### Dataset records
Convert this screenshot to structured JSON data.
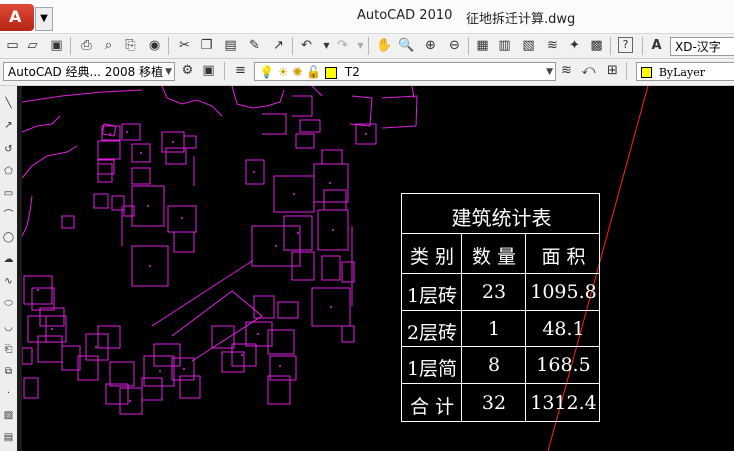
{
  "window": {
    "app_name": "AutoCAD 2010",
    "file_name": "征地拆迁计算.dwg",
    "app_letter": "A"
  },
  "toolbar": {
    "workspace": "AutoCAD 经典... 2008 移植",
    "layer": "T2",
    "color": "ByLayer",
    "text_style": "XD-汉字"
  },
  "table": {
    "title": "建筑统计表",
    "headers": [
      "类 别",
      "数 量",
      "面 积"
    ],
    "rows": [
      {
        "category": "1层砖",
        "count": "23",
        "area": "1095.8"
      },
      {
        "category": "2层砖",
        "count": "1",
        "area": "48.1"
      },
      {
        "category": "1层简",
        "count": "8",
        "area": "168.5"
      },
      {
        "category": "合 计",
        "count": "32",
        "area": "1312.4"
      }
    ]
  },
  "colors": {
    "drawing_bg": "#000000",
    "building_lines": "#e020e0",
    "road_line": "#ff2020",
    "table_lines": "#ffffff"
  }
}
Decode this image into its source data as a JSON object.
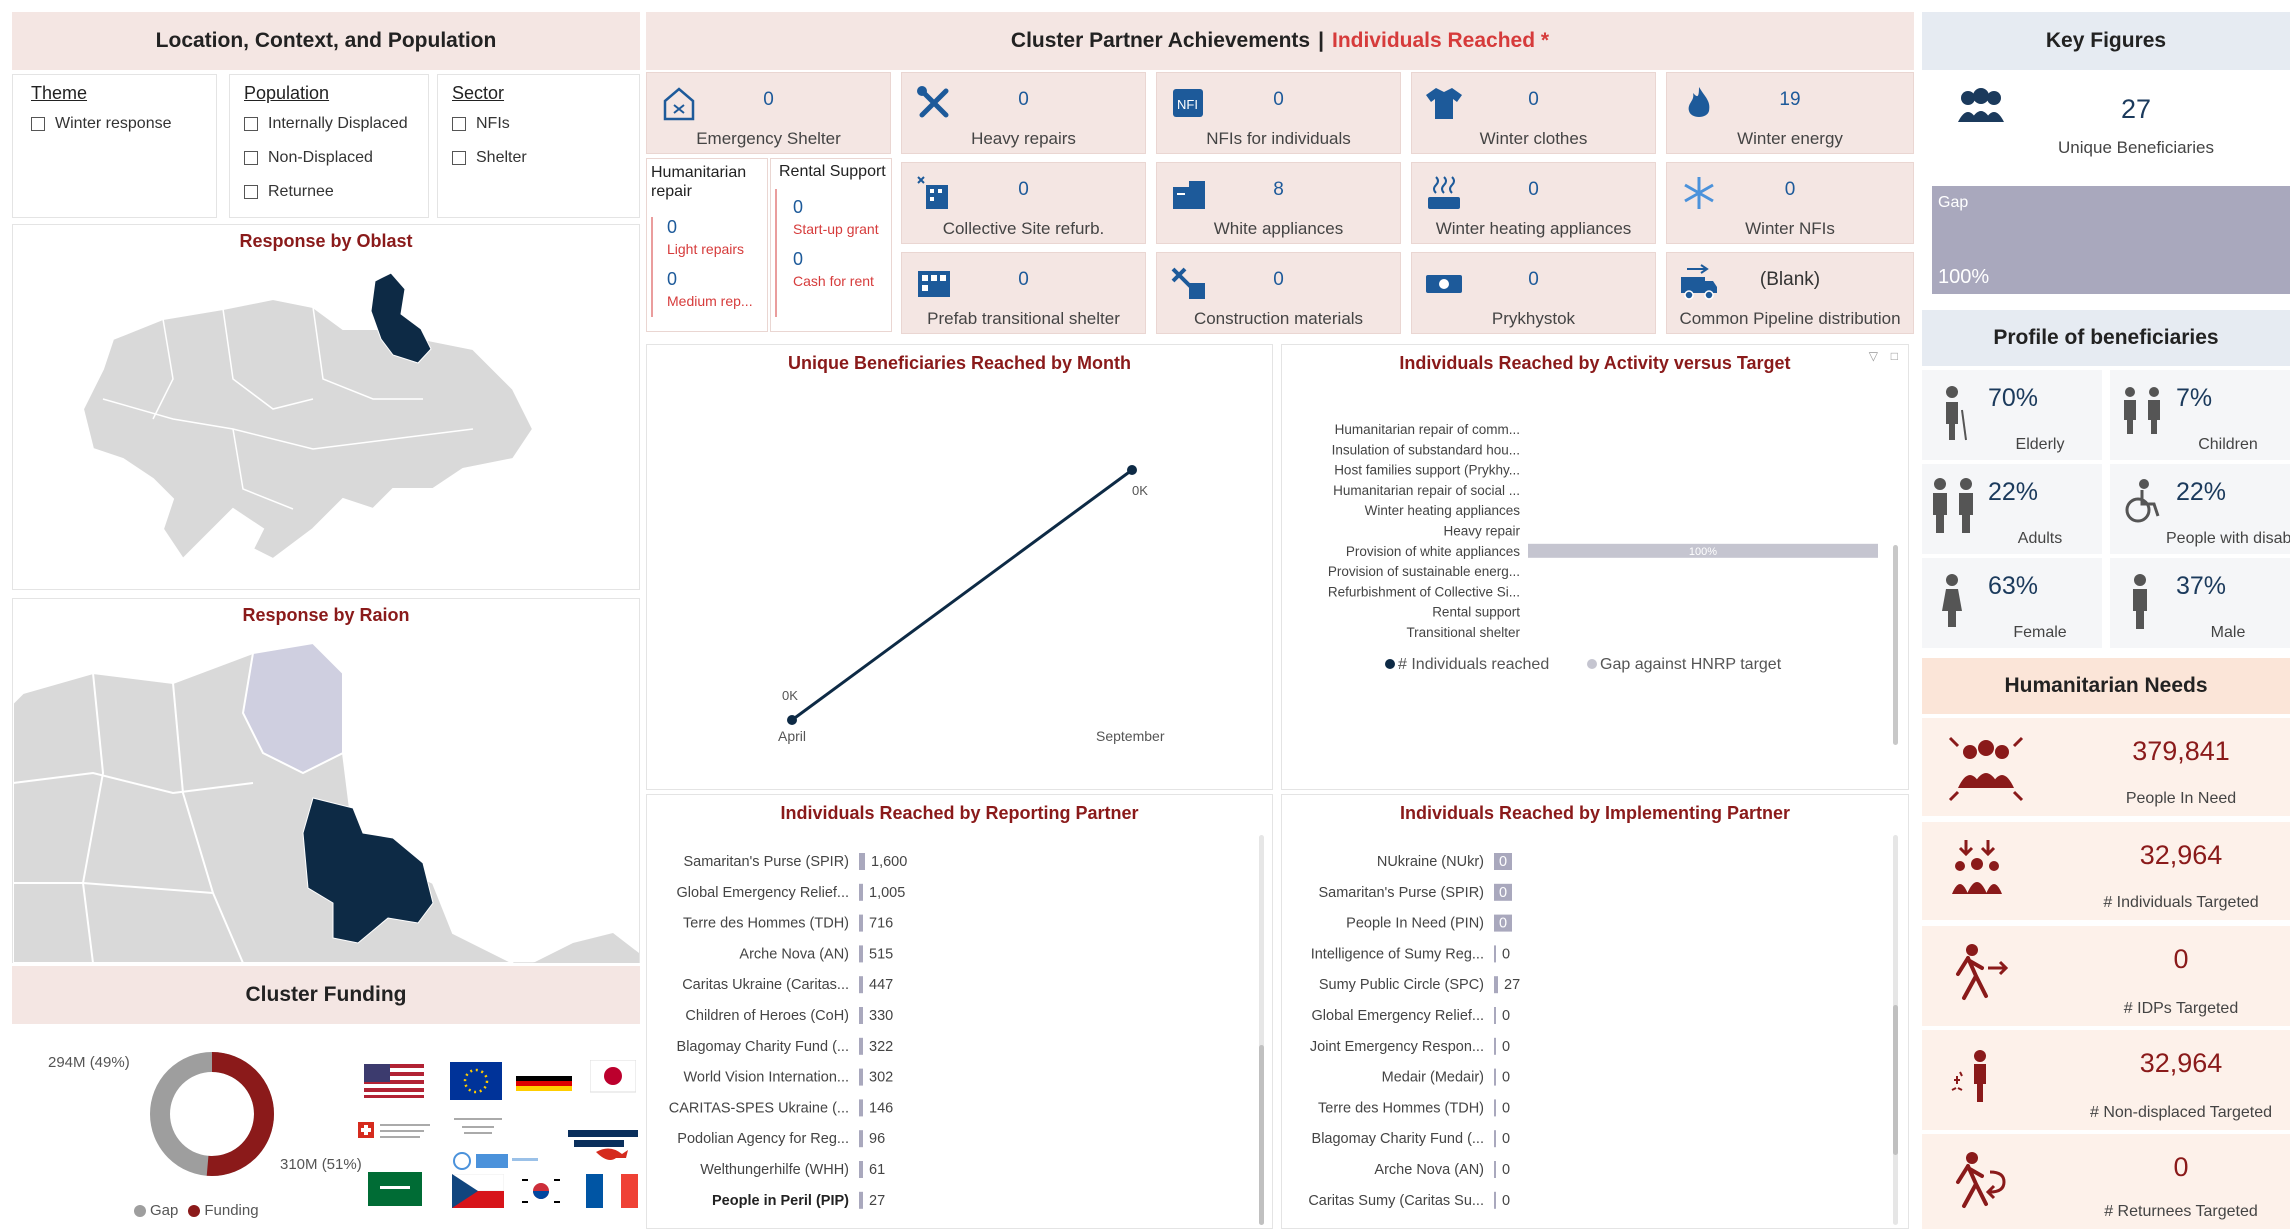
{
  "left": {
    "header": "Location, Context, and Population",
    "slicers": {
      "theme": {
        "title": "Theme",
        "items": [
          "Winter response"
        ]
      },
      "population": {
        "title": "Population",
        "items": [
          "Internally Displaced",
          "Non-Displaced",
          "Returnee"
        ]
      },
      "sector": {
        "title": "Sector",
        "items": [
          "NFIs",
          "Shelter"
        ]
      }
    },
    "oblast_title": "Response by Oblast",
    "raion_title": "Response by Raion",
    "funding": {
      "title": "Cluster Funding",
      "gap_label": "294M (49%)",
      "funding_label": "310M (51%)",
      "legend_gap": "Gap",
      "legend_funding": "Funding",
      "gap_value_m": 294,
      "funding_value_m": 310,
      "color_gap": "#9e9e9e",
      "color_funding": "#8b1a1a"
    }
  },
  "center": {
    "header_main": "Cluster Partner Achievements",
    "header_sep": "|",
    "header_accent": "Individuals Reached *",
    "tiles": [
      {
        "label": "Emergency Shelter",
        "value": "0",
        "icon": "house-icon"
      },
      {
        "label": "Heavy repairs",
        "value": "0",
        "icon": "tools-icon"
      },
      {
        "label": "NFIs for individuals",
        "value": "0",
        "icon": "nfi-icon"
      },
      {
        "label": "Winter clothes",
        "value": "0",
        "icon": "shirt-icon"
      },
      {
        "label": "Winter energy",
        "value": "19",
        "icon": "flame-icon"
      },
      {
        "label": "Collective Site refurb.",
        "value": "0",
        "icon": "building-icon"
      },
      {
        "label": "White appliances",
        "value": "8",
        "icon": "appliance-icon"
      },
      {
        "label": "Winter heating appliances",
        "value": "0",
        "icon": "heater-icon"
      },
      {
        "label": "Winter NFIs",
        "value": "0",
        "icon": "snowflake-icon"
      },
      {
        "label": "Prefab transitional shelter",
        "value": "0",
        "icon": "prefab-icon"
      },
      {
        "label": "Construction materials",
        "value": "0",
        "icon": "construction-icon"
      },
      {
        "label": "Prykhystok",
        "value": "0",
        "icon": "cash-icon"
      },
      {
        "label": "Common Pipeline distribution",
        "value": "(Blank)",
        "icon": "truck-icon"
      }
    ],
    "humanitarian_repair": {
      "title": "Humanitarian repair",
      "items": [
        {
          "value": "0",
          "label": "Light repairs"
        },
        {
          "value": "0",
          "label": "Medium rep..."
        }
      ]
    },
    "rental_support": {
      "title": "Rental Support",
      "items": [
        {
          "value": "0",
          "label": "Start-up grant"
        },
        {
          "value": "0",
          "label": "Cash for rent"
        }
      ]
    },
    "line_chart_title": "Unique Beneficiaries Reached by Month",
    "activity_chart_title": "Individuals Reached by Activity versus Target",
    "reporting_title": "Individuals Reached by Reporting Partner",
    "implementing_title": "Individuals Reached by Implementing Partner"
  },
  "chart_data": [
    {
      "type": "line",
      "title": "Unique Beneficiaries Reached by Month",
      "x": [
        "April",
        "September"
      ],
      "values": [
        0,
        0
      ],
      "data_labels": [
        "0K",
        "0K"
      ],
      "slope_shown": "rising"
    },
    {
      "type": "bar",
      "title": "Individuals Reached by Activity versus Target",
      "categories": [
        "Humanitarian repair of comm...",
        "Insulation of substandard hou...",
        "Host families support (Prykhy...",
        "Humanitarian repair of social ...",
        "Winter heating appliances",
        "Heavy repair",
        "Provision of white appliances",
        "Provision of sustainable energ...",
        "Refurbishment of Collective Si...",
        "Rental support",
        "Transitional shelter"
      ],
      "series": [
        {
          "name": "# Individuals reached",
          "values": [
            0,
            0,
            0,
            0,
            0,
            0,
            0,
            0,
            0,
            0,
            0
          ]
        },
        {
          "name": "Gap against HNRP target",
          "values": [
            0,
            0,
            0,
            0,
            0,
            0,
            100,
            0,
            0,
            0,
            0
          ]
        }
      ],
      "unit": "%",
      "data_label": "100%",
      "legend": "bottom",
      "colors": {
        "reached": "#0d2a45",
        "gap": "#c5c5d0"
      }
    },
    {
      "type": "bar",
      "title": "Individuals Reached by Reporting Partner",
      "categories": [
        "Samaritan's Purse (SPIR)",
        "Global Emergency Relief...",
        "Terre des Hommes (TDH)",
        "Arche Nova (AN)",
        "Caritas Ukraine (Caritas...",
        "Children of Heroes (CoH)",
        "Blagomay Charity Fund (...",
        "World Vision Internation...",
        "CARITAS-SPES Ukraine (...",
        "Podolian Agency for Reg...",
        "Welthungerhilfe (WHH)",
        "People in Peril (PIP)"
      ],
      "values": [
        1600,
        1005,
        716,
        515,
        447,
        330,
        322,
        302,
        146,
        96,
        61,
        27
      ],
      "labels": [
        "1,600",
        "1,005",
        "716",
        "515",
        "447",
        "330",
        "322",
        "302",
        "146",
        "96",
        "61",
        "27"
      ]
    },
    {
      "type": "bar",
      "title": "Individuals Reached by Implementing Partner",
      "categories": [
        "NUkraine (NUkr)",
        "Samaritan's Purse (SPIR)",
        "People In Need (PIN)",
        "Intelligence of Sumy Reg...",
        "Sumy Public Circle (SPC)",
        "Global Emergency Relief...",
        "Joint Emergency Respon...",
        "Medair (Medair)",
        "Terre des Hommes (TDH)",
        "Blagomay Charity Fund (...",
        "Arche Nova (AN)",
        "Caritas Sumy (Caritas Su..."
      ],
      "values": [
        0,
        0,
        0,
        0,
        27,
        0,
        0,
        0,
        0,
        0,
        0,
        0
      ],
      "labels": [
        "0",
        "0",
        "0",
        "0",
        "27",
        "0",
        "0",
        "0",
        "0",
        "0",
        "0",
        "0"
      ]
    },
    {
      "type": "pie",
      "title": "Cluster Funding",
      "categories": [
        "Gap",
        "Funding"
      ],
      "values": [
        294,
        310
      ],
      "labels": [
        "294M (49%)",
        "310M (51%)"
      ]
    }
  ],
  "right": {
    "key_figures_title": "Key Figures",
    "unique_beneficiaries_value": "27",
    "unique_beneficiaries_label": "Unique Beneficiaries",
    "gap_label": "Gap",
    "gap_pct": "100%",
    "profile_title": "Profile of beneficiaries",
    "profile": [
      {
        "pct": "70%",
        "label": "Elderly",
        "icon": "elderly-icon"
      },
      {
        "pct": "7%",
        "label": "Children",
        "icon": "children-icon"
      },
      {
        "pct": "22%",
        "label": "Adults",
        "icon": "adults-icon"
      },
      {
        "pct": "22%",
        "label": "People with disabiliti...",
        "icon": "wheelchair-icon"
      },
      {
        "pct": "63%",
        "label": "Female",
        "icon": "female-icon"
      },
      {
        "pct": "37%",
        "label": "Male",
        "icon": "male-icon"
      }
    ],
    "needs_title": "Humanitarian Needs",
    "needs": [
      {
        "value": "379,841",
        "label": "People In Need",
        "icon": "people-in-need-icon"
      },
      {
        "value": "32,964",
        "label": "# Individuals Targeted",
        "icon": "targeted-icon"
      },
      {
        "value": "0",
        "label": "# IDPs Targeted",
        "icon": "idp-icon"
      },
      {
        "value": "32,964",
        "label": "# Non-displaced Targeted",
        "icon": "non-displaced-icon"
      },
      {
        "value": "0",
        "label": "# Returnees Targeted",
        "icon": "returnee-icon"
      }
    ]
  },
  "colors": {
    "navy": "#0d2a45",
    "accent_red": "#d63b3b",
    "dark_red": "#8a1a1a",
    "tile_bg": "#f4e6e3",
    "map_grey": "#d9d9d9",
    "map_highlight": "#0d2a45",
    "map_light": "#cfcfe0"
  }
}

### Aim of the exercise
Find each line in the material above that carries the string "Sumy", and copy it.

### Answer area
        "Intelligence of Sumy Reg...",
        "Sumy Public Circle (SPC)",
        "Caritas Sumy (Caritas Su..."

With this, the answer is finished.